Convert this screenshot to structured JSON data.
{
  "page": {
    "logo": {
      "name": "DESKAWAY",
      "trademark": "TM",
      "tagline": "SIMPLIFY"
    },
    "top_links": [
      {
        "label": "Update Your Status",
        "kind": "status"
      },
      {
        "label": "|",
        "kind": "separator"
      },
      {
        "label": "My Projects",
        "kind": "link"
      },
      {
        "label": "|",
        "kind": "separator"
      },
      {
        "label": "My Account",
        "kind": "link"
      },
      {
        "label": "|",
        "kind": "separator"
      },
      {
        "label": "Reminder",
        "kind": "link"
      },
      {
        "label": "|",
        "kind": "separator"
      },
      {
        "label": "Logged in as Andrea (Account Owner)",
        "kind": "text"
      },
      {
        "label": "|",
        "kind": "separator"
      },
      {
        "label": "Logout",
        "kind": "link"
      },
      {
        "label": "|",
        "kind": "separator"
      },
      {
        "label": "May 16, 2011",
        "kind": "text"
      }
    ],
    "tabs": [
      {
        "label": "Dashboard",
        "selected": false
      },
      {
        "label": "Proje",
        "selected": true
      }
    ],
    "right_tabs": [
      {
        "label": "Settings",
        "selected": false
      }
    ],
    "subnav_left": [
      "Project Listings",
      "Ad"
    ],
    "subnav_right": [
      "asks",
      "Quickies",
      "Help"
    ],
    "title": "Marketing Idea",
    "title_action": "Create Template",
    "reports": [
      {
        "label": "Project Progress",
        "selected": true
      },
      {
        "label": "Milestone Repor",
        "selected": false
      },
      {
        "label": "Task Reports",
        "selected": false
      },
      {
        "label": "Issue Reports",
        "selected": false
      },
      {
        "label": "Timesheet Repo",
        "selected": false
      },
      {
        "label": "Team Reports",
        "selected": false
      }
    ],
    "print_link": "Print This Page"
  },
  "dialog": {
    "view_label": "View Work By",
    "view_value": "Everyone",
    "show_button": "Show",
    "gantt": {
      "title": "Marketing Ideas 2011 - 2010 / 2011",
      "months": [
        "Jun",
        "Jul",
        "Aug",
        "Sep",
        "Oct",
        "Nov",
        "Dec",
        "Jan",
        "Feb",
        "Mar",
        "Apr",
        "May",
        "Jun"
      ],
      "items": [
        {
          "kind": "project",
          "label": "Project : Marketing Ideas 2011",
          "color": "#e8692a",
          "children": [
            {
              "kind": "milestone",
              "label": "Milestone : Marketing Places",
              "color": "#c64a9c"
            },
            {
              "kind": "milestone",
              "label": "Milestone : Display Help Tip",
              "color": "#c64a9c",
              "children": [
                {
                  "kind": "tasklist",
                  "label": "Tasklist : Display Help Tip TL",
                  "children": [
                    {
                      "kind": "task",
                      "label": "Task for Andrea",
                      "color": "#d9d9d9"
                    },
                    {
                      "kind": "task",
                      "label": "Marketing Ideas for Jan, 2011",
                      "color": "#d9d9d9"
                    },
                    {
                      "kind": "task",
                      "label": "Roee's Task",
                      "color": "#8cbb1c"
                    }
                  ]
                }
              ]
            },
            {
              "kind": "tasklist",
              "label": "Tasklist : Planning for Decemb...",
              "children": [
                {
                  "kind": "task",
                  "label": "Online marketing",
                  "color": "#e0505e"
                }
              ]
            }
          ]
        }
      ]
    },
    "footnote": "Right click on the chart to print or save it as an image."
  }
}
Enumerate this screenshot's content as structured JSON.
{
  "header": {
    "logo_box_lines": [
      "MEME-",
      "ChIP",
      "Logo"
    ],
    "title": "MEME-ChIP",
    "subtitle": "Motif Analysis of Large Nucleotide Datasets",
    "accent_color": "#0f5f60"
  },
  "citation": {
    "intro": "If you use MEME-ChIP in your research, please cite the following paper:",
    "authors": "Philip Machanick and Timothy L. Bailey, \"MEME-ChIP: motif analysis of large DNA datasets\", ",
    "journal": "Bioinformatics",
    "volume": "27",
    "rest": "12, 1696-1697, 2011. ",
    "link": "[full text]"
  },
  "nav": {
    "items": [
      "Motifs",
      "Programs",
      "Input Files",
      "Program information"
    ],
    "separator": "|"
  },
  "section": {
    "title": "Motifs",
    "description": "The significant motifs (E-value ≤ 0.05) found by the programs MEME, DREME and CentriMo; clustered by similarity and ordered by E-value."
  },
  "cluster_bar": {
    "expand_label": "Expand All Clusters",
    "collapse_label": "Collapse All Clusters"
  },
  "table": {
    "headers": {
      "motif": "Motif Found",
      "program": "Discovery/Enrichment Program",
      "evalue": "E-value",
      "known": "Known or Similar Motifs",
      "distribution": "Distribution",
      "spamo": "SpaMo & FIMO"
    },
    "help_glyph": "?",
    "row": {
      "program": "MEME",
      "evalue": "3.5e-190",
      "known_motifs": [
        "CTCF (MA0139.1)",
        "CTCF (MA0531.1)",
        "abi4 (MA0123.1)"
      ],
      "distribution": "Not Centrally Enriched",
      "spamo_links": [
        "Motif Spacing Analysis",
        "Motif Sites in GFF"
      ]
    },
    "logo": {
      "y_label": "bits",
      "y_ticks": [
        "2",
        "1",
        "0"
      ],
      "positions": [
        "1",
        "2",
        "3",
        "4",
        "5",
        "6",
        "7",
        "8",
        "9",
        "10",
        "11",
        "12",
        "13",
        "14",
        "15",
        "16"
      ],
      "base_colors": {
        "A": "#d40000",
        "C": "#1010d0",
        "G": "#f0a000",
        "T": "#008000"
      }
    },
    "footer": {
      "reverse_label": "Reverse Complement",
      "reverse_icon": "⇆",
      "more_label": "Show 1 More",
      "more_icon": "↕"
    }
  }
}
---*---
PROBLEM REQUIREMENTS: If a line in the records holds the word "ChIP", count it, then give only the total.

EXERCISE OUTPUT: 4